There was alittle bit of snowmachine traffic on the trail for the first few miles, but quickly things quieted down. From this point to Kaltag, I found this the most desolate, remote feeling piece of trail I had ever been on. The wind was blowing pretty hard. The moon and northern lights peeked out from behind the quickly moving clouds. The temperature dropped rapidly and harshly throughout the night. Two or three hours out we passed Dave Tresino camped next to the trail. He had hunkered down into his sled bag to get out of the wind. My stint as the Red Lantern musher was over - for now!
During the night I had a 'hallucination' (I guess that is what you would call it) that reoccurred a few times during the Race - I was POSITIVE that I had been on this trail before. I seemed to be familiar with the terrain and know what was coming up. On the odd moment, I would 'pop' back into reality and remind myself that I hadn't been there before. It was spooky and the hair on the back of my neck still stands up when I think about it.
Just before dawn, the team got sluggish. They wanted a break and I wanted the warmth of a checkpoint. I played around with a few different leaders, hoping to get some rhythm going. All of a sudden the dogs picked up and there was Beth Manning camped. I stopped and snacked while talking to her. I thought we were closer to the checkpoint then she did and shortly after I got going, I saw her headlamp coming down the trail. The dogs picked up a bit knowing there was another team behind them. Eventually, I stopped to fix a few booties and Beth passed. The dogs weren't much interested in chasing and we moved down the trail, although lacking direction and fluidity - we were moving forward! Always good news!!
Finally, the checkpoint of Eagle Island came into view.
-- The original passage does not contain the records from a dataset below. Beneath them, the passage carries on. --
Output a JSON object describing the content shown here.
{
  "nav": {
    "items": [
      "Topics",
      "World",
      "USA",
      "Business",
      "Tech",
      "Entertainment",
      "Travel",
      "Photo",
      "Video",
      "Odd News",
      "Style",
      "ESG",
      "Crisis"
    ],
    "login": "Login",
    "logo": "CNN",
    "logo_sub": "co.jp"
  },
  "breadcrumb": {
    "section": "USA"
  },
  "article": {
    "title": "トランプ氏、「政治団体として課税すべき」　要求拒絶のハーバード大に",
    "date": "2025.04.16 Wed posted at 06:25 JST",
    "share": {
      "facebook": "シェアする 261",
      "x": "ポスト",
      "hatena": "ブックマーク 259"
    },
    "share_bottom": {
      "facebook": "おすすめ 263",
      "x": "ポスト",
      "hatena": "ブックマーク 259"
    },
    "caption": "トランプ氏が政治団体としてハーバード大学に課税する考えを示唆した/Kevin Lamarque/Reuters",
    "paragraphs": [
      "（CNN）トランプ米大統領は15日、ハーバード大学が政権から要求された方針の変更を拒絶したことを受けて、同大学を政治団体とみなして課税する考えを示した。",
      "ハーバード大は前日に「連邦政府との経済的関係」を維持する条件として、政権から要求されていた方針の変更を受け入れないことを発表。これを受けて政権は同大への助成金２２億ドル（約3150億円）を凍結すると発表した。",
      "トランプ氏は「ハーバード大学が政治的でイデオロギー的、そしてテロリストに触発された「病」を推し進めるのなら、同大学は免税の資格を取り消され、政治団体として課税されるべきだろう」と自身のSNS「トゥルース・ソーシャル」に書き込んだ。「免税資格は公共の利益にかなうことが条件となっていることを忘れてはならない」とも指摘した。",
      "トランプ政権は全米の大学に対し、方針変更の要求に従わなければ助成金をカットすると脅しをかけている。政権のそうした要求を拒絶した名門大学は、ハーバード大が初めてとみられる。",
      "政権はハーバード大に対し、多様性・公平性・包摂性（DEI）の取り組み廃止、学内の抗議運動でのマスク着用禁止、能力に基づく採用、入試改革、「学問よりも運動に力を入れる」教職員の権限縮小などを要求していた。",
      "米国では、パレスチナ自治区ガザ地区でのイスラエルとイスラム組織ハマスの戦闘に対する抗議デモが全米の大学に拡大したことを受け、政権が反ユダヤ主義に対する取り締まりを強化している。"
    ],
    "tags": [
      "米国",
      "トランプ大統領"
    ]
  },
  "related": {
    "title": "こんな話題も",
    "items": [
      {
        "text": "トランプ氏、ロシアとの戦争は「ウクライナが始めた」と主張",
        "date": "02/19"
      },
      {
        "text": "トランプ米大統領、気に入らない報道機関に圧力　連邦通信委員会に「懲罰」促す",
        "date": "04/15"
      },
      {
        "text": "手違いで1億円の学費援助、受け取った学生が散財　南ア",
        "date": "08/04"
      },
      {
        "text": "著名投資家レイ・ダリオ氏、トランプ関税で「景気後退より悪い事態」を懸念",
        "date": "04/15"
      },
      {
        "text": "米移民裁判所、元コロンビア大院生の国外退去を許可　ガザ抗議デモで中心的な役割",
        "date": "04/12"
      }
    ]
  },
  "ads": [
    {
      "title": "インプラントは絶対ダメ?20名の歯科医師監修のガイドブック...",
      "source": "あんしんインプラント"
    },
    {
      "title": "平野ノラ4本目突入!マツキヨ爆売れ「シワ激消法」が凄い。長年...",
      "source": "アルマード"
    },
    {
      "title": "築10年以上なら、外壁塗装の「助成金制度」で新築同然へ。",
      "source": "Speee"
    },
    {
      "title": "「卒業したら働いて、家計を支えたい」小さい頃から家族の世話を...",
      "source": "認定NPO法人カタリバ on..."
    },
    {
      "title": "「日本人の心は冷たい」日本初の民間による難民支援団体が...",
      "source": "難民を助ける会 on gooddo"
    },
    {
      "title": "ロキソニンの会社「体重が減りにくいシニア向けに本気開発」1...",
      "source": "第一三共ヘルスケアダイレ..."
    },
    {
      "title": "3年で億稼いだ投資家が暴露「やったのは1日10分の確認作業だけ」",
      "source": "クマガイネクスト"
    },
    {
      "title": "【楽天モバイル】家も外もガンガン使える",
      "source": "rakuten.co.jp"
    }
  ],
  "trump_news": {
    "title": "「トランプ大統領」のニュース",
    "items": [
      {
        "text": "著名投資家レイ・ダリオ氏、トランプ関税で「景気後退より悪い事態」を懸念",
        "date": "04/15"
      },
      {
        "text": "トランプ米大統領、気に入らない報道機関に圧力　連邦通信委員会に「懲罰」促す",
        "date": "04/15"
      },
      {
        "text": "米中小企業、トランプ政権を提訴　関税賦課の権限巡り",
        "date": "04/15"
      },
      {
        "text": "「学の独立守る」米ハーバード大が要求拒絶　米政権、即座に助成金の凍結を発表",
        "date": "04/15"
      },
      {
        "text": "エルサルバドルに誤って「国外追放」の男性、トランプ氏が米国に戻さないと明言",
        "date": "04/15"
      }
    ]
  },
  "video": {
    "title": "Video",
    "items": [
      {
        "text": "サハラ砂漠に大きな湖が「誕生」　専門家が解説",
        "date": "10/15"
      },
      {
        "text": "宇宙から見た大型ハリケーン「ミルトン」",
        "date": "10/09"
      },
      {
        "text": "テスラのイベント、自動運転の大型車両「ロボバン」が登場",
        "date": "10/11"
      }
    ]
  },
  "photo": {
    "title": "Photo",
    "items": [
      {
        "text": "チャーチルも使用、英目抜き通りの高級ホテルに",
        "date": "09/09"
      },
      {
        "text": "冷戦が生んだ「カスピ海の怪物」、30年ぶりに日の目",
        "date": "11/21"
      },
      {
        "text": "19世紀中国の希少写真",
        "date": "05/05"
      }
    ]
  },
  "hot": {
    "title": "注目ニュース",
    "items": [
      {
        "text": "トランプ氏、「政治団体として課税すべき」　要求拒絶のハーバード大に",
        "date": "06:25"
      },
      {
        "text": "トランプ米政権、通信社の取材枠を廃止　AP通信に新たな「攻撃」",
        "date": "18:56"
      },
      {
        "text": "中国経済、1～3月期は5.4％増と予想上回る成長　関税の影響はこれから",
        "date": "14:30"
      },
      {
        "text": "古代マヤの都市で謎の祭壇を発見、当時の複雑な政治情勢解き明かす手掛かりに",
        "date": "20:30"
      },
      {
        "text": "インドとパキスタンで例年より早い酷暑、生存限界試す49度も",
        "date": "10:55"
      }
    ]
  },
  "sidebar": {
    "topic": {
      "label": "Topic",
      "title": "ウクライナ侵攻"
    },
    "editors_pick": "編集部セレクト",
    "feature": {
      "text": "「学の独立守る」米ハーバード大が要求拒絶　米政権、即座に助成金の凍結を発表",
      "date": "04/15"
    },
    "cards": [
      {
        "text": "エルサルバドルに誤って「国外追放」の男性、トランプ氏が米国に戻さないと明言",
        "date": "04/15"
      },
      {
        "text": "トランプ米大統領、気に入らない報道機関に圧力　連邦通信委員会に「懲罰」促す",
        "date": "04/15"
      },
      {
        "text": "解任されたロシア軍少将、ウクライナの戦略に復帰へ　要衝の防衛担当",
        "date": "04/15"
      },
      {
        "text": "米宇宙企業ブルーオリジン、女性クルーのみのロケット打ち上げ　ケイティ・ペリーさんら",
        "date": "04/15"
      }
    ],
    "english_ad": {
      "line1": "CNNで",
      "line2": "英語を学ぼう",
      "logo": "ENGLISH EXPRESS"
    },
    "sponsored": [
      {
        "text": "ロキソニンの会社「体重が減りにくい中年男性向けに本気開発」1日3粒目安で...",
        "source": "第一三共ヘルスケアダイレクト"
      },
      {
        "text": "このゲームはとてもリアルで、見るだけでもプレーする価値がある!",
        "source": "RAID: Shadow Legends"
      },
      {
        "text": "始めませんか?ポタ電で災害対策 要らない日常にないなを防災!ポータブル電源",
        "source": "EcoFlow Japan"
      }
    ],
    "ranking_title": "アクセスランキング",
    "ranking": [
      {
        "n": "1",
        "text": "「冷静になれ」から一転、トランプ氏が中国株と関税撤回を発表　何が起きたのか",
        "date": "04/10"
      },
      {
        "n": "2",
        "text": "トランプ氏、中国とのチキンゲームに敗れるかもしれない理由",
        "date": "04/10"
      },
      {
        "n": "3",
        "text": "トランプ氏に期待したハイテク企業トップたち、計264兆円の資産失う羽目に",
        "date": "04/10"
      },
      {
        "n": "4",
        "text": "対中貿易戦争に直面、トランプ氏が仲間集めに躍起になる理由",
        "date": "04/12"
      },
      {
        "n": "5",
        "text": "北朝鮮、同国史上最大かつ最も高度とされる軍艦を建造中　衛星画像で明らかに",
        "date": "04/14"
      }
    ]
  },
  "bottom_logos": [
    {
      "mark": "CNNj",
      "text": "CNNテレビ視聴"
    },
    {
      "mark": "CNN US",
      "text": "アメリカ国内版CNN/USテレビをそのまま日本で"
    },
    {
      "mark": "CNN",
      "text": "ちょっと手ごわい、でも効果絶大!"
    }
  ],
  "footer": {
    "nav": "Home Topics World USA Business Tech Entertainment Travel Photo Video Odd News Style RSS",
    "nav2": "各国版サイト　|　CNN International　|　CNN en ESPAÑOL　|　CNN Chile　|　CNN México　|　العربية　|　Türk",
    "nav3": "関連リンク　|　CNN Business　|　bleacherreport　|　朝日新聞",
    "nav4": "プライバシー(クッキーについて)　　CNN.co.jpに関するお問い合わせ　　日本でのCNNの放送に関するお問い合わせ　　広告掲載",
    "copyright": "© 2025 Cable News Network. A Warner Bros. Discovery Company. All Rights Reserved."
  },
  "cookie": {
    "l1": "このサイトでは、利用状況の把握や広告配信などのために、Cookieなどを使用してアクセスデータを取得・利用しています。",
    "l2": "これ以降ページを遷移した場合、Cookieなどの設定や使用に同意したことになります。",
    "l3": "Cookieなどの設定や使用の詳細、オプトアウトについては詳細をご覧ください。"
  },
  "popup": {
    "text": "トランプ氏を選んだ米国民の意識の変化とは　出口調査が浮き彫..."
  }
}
I remember thinking as we pulled up to the tents and camped teams - 'Hmmm, this will be good practice - it is set up JUST LIKE an Iditarod checkpoint'. I almost laughed out loud after reminding my foggy, sleep deprived, easily amused brain that this WAS an Iditarod checkpoint.